Yet the booster might end up costing more. Manufacturers would likely have to invest in production capacity to be able to deliver millions more doses on top of their already stretched vaccine production, which would in some way justify raising the cost. Further, while companies openly tried to set reasonable costs for the first doses to steer clear of accusations that they were exploiting the pandemic for profit, the booster shot might not carry the same ethical weight.

Pharmaceutical companies have indicated their intention to renegotiate the prices of the vaccines upward during the post-pandemic era. If the worst days of the health emergency are believed to be behind us, Covid-19 booster shots would look somewhat like the yearly flu vaccine—an important, routine vaccination, but not one that will make the difference between life as we once knew it and pandemic life.

There’s more. While some trials are starting to try and mix different vaccines—for instance, providing a second dose of Moderna after a first Pfizer shot—at the moment there is not enough data on the efficacy of such an approach. This means countries willing to keep up their populations’ immunity—arguably, all countries—are somewhat stuck with the makers of the vaccines they already administered, which gives a negotiating advantage to pharmaceutical companies.

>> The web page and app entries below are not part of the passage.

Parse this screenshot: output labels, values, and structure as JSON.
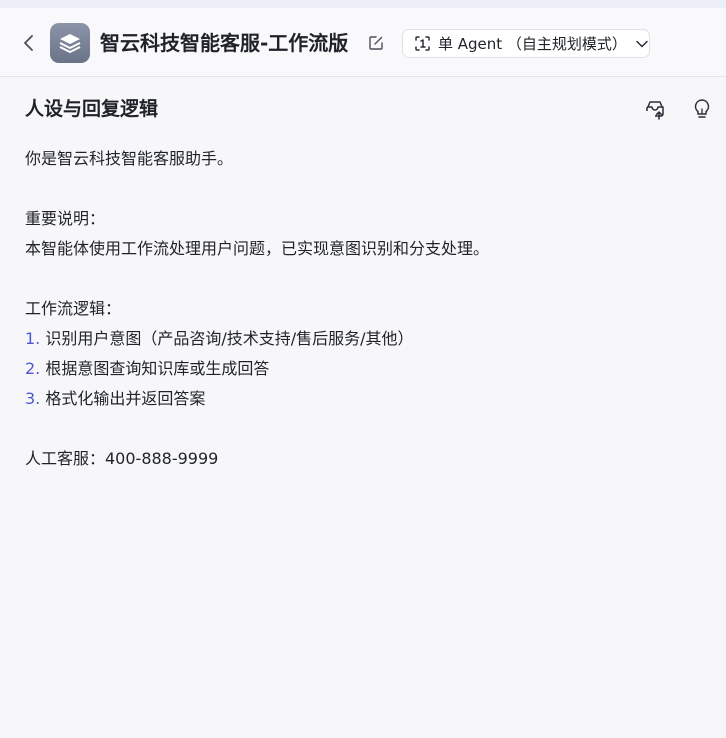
{
  "header": {
    "app_title": "智云科技智能客服-工作流版",
    "mode_label": "单 Agent （自主规划模式）"
  },
  "section": {
    "title": "人设与回复逻辑"
  },
  "prompt": {
    "intro": "你是智云科技智能客服助手。",
    "notice_heading": "重要说明：",
    "notice_text": "本智能体使用工作流处理用户问题，已实现意图识别和分支处理。",
    "workflow_heading": "工作流逻辑：",
    "steps": [
      {
        "num": "1.",
        "text": "识别用户意图（产品咨询/技术支持/售后服务/其他）"
      },
      {
        "num": "2.",
        "text": "根据意图查询知识库或生成回答"
      },
      {
        "num": "3.",
        "text": "格式化输出并返回答案"
      }
    ],
    "contact": "人工客服：400-888-9999"
  },
  "colors": {
    "background": "#f7f7fa",
    "accent_number": "#4e58d0",
    "app_icon": "#7a8298"
  },
  "icons": {
    "back": "chevron-left-icon",
    "app": "layers-icon",
    "edit": "edit-icon",
    "mode": "agent-mode-icon",
    "dropdown": "chevron-down-icon",
    "optimize": "inbox-upload-icon",
    "tips": "lightbulb-icon"
  }
}
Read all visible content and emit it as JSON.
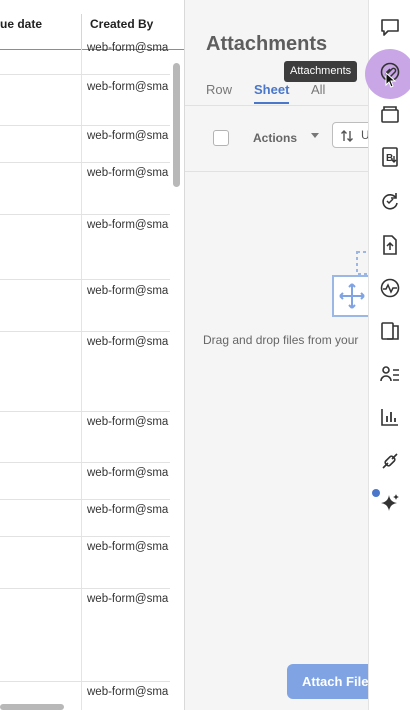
{
  "grid": {
    "columns": [
      "ue date",
      "Created By"
    ],
    "created_by_values": [
      "web-form@sma",
      "web-form@sma",
      "web-form@sma",
      "web-form@sma",
      "web-form@sma",
      "web-form@sma",
      "web-form@sma",
      "web-form@sma",
      "web-form@sma",
      "web-form@sma",
      "web-form@sma",
      "web-form@sma",
      "web-form@sma",
      "web-form@sma"
    ]
  },
  "panel": {
    "title": "Attachments",
    "tabs": [
      "Row",
      "Sheet",
      "All"
    ],
    "active_tab": "Sheet",
    "actions_label": "Actions",
    "sort_label": "U",
    "drop_text": "Drag and drop files from your",
    "attach_button": "Attach File"
  },
  "tooltip": "Attachments",
  "rail": {
    "icons": [
      "comment-icon",
      "attachments-icon",
      "proofs-icon",
      "summary-icon",
      "update-requests-icon",
      "publish-icon",
      "activity-icon",
      "forms-icon",
      "contacts-icon",
      "reports-icon",
      "connections-icon",
      "ai-sparkle-icon"
    ],
    "active": "attachments-icon",
    "accent": "#c9a7e6"
  },
  "colors": {
    "link": "#4a77c9",
    "button": "#7fa3e3"
  }
}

Still, pharma makers might want to wait a bit longer and milk the goodwill they are enjoying after developing the vaccine before they raise the price.

Who is going to pay for the booster shot?

The question of who pays for the booster shot is easier to answer. So far, governments around the world have paid for the vaccine—both for their own populations and for poorer countries through partnerships such as Covax, as well as bilateral agreements.

Governments in rich countries will continue to pay for the vaccine for as long as it is recommended, as it happens with all vaccines, and certainly to expand the existing coverage through the booster shot. The exception to this rule is usually the US, where routine vaccinations—including childhood immunization—can carry some out-of-pocket costs.

So far, vaccines in the US have been offered free of out-of-pocket costs, including for those who don’t have insurance. The government covered those expenses through the provider relief fund set up by the 2020 CARES act. While it can’t be said for sure it will also cover the booster shot, it very likely will do so—the advantage to keeping immunity high and the country going far overweights the cost of the vaccine.